Problem description => Scan the entries for the word "label" and return every line that has it.
● ● ●
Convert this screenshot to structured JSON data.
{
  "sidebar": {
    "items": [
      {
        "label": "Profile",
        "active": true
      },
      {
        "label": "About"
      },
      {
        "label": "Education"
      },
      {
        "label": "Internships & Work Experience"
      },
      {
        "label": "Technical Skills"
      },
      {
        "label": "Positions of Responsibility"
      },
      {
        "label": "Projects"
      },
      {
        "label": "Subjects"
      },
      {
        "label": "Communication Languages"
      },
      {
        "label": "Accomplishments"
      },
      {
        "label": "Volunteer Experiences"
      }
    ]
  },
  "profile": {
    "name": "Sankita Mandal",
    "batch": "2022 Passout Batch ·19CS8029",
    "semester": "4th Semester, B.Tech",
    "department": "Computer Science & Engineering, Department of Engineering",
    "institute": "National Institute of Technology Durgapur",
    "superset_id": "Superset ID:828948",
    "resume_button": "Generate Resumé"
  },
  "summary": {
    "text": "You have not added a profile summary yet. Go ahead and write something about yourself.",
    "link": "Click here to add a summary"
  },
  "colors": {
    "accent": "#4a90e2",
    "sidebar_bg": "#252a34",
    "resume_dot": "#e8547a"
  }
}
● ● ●
Written answer =>
        "label": "Profile",
        "label": "About"
        "label": "Education"
        "label": "Internships & Work Experience"
        "label": "Technical Skills"
        "label": "Positions of Responsibility"
        "label": "Projects"
        "label": "Subjects"
        "label": "Communication Languages"
        "label": "Accomplishments"
        "label": "Volunteer Experiences"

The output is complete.